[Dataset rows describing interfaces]
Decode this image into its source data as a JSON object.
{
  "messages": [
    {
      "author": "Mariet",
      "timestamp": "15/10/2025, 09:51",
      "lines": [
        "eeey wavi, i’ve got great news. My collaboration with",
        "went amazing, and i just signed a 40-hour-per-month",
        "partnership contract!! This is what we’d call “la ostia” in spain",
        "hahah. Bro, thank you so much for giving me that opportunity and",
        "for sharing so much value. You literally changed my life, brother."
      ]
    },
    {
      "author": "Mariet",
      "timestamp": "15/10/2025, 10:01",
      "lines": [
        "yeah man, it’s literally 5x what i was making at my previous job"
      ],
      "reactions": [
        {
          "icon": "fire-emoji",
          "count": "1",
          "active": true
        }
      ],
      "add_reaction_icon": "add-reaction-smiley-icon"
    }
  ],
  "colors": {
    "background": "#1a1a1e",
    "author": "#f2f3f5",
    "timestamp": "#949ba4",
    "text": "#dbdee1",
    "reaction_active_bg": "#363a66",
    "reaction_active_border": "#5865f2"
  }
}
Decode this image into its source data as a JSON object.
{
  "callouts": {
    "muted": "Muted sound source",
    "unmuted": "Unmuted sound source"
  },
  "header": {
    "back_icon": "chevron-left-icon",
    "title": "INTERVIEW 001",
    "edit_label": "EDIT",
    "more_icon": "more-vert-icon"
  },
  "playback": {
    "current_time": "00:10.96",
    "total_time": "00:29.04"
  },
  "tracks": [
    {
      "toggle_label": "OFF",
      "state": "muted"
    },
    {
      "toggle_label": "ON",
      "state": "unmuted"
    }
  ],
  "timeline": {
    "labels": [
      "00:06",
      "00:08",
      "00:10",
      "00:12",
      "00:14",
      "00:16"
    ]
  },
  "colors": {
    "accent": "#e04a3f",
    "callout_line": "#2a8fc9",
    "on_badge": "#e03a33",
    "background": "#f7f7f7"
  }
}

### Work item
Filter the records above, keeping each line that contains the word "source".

### Exercise output
Decode this image into its source data as a JSON object.
Decode this image into its source data as a JSON object.
    "muted": "Muted sound source",
    "unmuted": "Unmuted sound source"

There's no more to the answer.